Exercise
Look over the lines below. Report each one that includes the string "this".

Data to use
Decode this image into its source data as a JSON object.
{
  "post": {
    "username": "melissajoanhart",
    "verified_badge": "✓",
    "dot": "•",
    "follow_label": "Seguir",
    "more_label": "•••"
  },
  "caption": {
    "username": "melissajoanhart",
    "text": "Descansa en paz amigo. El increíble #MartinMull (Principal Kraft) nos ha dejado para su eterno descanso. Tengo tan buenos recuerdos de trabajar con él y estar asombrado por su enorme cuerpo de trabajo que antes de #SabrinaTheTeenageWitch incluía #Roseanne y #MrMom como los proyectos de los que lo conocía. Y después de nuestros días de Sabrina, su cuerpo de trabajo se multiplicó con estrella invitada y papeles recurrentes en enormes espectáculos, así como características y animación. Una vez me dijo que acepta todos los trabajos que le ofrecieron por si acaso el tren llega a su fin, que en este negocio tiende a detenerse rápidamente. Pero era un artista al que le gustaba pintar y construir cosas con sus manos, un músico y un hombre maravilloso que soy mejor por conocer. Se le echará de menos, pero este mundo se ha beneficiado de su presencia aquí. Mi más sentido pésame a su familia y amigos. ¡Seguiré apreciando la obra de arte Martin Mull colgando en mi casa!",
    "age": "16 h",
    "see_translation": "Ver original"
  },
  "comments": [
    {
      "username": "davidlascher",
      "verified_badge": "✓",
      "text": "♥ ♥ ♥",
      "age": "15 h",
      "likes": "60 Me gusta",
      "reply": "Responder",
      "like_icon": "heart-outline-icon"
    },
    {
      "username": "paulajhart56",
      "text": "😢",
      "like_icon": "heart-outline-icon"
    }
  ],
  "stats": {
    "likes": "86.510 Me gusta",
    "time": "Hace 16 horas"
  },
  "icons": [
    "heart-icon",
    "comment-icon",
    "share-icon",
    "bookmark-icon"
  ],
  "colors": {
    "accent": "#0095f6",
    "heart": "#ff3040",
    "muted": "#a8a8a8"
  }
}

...

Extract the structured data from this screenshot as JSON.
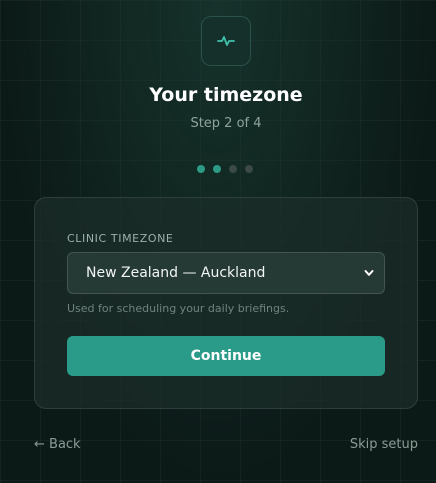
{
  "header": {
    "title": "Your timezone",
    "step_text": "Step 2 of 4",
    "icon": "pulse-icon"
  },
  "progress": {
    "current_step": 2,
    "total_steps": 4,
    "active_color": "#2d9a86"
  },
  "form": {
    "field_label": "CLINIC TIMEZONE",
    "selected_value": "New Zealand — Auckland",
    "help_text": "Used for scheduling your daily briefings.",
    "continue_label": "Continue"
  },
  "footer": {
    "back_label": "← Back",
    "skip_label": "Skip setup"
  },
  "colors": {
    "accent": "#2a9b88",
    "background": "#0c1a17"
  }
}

Reply
Decode this image into its source data as a JSON object.
Extract the structured data from this screenshot as JSON.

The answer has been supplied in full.